[INPUT]

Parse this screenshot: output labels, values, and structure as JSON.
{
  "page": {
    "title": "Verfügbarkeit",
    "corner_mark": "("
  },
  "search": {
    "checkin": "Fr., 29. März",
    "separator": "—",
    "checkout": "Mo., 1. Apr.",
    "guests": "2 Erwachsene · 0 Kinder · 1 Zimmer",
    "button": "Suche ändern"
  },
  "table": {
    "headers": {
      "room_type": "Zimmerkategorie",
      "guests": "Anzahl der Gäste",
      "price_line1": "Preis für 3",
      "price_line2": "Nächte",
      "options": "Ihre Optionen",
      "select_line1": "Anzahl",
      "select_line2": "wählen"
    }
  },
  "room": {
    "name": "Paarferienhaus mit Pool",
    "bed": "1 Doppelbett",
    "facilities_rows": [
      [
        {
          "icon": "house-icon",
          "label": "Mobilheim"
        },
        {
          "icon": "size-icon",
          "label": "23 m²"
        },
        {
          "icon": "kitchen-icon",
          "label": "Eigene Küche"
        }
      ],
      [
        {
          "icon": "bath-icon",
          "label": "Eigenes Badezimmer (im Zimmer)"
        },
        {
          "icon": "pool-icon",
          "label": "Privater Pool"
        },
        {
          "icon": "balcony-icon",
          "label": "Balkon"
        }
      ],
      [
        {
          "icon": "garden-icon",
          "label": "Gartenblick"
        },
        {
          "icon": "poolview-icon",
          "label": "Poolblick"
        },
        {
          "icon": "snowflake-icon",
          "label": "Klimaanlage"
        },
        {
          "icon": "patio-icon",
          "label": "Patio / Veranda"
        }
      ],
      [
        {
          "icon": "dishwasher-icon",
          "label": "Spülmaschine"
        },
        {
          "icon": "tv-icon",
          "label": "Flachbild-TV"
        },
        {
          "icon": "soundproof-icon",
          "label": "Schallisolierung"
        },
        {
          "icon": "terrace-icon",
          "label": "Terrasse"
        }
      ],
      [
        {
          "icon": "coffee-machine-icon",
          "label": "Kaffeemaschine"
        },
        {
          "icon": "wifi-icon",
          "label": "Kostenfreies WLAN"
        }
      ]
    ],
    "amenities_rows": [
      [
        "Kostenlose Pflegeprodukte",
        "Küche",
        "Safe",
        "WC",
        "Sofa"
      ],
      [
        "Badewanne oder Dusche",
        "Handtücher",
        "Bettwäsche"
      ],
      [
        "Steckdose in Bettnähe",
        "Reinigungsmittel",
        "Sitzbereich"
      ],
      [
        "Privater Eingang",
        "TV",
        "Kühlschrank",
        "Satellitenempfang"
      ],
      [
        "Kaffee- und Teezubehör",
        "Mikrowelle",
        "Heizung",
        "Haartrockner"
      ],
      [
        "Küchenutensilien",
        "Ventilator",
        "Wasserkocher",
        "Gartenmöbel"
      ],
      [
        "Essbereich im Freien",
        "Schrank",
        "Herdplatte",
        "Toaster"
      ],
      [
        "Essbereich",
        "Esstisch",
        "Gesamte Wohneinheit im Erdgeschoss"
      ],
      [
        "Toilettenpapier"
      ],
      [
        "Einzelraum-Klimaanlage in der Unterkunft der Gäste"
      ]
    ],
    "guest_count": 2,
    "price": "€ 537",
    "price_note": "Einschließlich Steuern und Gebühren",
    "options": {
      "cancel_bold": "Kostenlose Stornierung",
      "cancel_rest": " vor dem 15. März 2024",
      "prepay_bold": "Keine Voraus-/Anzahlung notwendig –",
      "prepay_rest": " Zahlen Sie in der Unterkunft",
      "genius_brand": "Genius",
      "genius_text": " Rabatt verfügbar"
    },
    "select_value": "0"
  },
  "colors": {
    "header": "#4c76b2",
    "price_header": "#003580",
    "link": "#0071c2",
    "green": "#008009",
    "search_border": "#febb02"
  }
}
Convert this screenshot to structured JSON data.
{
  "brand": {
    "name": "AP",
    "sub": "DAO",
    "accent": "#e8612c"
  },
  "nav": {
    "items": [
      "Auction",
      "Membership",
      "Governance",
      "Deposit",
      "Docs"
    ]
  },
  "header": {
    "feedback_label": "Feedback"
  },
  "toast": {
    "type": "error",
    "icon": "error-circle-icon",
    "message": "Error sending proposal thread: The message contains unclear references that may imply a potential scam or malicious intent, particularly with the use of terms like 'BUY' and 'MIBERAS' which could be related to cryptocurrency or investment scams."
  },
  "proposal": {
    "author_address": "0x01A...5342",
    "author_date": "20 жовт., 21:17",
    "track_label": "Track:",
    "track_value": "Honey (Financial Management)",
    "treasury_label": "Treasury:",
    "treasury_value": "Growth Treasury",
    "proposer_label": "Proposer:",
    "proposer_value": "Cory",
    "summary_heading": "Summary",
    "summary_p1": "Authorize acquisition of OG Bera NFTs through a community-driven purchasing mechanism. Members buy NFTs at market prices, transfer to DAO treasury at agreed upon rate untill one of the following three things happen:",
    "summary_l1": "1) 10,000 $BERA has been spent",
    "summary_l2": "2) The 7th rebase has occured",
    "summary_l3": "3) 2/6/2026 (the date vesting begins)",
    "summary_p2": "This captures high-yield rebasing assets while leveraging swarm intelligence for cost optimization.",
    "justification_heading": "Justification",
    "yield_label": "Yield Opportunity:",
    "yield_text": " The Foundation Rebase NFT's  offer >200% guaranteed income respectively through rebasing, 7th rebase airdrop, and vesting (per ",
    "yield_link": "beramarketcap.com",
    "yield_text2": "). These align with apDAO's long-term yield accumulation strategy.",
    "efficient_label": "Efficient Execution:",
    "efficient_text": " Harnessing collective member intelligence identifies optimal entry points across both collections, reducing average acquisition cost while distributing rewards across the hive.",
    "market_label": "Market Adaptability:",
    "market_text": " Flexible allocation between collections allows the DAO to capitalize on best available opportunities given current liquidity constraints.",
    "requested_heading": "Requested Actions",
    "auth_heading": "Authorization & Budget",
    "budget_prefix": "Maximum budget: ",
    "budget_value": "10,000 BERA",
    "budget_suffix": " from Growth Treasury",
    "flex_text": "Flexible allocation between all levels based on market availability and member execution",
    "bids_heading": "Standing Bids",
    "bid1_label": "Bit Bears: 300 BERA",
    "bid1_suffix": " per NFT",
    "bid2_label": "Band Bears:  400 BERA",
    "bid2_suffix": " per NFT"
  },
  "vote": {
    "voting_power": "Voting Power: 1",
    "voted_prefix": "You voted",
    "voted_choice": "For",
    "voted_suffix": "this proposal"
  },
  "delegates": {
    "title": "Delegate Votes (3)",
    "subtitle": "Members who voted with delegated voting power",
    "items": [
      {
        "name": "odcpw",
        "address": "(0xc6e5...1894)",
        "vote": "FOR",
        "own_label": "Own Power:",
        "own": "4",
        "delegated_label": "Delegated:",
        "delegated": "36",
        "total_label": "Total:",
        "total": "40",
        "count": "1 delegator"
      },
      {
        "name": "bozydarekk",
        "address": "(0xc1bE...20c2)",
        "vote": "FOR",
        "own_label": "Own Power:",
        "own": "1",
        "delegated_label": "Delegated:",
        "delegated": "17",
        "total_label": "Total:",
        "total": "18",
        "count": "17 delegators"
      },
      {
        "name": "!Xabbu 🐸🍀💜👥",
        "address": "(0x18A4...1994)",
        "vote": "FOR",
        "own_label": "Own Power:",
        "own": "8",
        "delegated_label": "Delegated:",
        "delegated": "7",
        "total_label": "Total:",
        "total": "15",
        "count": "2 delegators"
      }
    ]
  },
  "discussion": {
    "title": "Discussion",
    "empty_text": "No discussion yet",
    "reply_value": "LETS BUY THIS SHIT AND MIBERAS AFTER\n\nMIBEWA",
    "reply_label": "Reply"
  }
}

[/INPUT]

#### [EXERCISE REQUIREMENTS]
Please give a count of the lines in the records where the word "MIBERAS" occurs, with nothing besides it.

#### [REPLY TO THE TASK]
2